At a game design level, they have bad balance. The progression through the levels and fields is pretty poor. They present the image of being obsessed with balance. But they don’t execute it well. High level characters can easily carry low level characters.

Once you reach level 20, the dungeons become completely gimmick based. Bosses are defeated through weird strategies that you simply must be taught. They’re not meant to be discovered.

Quests are tedious and usually you feel more like a bike messenger than an adventurer.

The mage class is overpowered and clearly has all the attention of the development team. The three other classes feel secondary or obligatory.

But it’s addicting and unique

Really though, the number of hours I’ve spent in OrbusVR is embarrassing.

I have cut myself off actually. It was made easier to cut myself off from it when the guild I was playing with, sort of imploded. I really didn’t have any desire for the politics, or the rest of the community at the end-game stage.

I just wish someone else would make something like it, but you know; something good.

OrbusVR exists in a vacuum of good developers. And as such, they’re the best at the time. But that doesn’t mean they’re any good.


Much like most VR games, OrbusVR claims that they’re in some kind of early release or testing stage. So, yea. They might fix everything. Maybe they hired a whole new team of developers who know how to do everything really well. And no, I’m not sticking around to see it.

I do however reject the idea that companies can release semi-complete versions of games publicly for money, and then claim they’re not to be reviewed or critiqued because they’re not “production releases.”
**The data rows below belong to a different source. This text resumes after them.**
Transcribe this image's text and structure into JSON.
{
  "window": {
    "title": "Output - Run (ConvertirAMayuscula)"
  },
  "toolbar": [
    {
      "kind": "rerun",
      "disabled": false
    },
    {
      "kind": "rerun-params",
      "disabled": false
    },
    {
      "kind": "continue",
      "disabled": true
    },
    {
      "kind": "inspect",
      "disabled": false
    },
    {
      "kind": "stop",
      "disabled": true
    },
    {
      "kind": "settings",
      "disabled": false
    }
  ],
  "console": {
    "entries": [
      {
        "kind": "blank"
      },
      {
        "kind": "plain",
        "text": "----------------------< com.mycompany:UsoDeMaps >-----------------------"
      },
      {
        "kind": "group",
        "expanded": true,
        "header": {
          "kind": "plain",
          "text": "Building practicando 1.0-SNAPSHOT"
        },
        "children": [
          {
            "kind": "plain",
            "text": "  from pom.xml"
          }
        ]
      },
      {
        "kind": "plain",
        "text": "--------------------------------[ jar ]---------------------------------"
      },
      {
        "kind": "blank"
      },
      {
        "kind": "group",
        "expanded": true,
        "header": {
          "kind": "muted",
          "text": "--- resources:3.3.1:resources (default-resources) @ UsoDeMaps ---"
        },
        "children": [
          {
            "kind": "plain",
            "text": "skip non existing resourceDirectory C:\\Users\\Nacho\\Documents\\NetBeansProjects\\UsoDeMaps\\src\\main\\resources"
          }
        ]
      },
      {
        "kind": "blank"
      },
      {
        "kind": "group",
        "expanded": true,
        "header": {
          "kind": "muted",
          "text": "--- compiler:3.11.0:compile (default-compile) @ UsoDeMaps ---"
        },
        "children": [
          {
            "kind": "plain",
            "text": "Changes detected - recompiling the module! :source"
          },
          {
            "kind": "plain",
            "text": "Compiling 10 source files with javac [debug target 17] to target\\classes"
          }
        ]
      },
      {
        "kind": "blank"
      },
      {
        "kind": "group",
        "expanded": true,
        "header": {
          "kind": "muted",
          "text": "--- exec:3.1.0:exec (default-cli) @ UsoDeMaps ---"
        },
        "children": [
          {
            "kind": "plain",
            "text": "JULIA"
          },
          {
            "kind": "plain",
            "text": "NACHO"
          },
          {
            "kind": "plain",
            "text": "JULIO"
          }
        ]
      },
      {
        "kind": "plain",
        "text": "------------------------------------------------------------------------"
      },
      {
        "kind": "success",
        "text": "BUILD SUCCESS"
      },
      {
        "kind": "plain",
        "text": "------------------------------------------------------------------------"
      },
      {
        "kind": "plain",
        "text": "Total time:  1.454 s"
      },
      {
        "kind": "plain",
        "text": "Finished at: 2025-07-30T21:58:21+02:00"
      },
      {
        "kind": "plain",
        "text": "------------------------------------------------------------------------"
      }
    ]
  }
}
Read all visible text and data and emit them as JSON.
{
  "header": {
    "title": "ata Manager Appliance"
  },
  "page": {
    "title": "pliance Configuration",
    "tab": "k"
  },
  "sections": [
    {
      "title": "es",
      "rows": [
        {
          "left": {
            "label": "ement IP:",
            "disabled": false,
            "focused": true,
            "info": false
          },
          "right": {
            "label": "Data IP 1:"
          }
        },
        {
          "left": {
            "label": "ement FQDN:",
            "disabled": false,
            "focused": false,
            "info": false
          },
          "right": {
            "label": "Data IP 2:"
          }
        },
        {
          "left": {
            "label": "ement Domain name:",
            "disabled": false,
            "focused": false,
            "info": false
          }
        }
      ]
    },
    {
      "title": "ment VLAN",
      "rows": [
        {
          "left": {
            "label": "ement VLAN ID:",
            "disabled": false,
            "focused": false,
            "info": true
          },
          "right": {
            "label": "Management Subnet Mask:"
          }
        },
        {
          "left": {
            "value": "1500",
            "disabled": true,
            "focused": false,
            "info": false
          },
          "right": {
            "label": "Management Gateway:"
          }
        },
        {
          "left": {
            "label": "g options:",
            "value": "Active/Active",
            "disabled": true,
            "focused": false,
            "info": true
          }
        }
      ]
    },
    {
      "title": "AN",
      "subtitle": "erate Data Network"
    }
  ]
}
So the best I can say for OrbusVR, is that this is a critique at a point in time. And they do seem to keep releasing updates/expansions. Which means every release is an opportunity to fix it.